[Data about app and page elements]
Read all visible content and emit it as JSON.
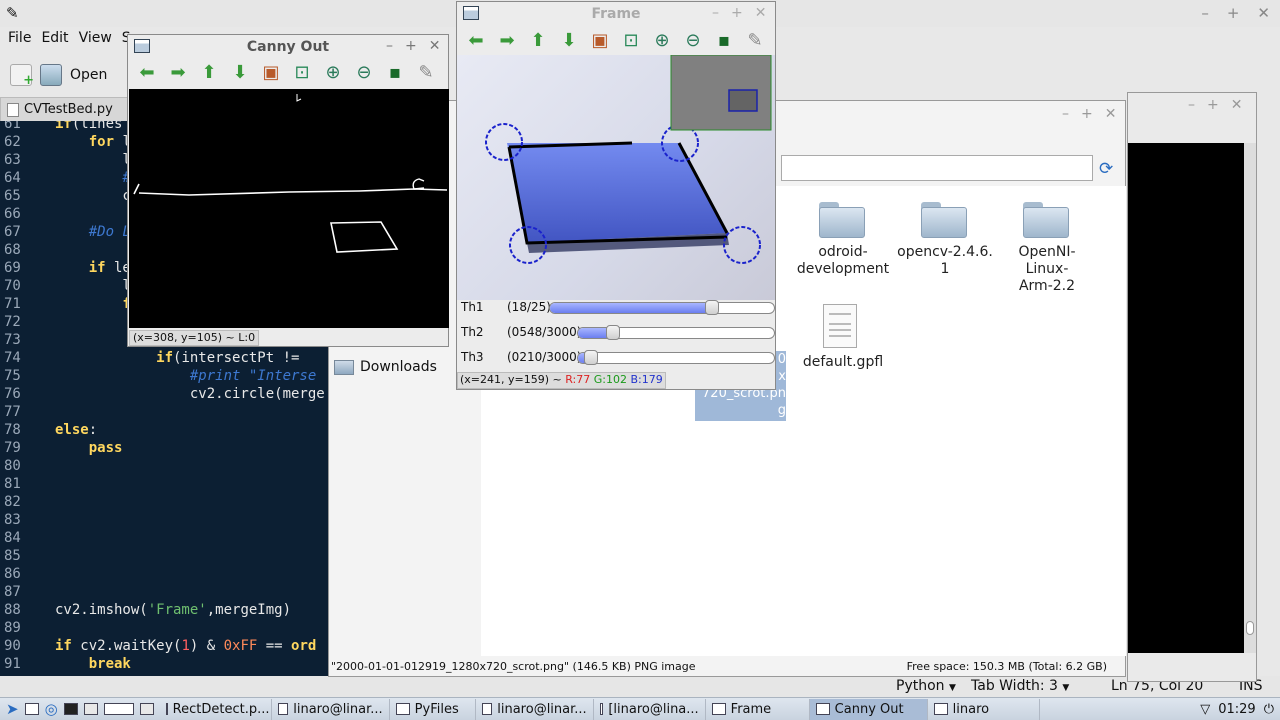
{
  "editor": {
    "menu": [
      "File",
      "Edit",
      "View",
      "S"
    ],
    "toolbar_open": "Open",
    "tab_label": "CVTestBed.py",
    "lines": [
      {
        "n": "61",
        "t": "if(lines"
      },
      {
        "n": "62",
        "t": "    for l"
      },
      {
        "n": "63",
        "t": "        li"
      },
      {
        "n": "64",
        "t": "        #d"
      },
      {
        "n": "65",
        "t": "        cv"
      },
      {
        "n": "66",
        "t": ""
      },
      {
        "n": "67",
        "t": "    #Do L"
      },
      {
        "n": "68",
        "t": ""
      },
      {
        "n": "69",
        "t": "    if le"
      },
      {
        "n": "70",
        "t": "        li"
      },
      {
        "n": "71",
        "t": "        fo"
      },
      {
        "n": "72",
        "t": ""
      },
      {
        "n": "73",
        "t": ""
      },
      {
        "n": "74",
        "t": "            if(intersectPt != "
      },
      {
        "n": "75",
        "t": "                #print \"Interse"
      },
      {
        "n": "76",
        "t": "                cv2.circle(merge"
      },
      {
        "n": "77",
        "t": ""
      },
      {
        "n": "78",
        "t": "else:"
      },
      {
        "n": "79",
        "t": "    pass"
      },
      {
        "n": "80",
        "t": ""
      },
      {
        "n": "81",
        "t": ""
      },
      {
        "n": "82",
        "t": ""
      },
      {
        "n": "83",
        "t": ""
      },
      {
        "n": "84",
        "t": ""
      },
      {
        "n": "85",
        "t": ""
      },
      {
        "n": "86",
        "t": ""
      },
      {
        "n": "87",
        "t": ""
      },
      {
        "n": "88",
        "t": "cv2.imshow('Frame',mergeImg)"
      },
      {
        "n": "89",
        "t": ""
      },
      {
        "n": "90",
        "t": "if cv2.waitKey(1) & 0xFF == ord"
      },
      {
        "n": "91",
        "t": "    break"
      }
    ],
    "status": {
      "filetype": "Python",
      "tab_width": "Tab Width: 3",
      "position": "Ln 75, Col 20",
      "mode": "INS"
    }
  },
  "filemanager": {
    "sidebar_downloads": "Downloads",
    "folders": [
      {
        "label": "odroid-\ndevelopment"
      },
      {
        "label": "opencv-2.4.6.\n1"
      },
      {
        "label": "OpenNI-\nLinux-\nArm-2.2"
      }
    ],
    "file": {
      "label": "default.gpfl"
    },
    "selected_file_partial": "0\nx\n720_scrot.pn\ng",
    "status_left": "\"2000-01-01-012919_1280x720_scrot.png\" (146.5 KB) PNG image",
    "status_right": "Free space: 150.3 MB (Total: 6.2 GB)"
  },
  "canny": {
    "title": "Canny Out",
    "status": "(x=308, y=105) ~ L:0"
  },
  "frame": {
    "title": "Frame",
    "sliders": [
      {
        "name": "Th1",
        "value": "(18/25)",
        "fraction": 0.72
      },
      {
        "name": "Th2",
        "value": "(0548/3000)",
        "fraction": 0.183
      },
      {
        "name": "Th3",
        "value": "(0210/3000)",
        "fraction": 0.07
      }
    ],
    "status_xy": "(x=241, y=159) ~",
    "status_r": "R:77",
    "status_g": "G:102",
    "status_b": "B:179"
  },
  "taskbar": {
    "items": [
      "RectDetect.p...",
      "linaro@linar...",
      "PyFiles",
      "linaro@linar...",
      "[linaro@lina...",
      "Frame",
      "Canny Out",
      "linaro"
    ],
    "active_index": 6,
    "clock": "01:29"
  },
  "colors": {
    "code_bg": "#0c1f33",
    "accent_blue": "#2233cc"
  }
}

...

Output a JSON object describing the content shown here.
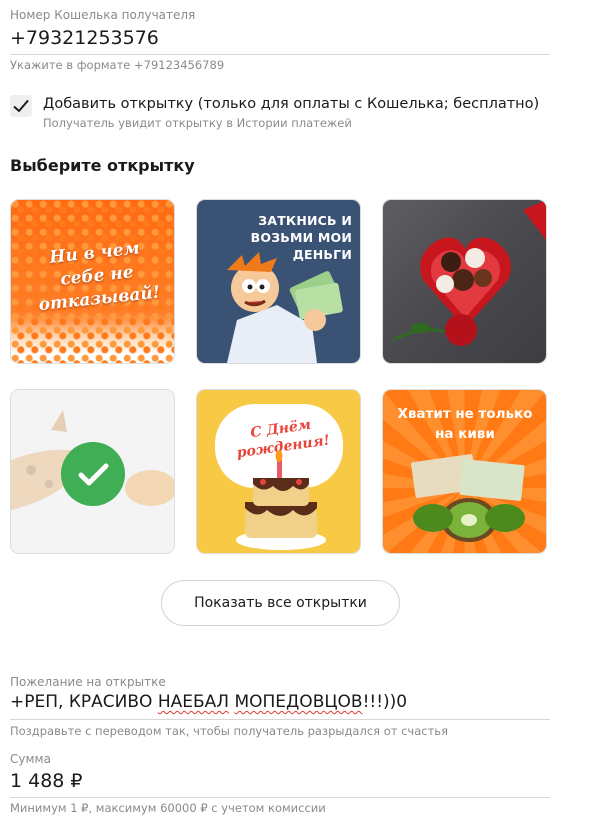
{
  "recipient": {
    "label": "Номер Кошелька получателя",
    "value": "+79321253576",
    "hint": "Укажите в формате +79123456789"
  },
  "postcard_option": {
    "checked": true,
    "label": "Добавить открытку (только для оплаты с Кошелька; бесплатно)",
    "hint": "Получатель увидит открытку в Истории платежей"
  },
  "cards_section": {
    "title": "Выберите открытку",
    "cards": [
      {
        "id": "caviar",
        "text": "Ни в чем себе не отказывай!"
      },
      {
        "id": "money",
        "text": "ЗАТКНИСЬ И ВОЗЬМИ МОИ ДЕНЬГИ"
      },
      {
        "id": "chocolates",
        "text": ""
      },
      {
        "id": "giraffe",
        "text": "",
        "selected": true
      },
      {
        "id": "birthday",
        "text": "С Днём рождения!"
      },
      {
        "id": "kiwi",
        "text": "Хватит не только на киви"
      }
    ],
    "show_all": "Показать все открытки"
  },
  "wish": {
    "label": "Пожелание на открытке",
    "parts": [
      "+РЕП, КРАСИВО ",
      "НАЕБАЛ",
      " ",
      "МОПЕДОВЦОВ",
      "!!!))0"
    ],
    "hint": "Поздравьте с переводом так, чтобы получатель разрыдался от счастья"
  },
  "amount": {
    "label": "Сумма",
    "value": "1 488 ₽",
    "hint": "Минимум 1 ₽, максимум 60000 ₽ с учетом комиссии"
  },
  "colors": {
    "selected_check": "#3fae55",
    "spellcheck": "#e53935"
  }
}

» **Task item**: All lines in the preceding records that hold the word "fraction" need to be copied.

» **Result for this exercise**:
        "fraction": 0.72
        "fraction": 0.183
        "fraction": 0.07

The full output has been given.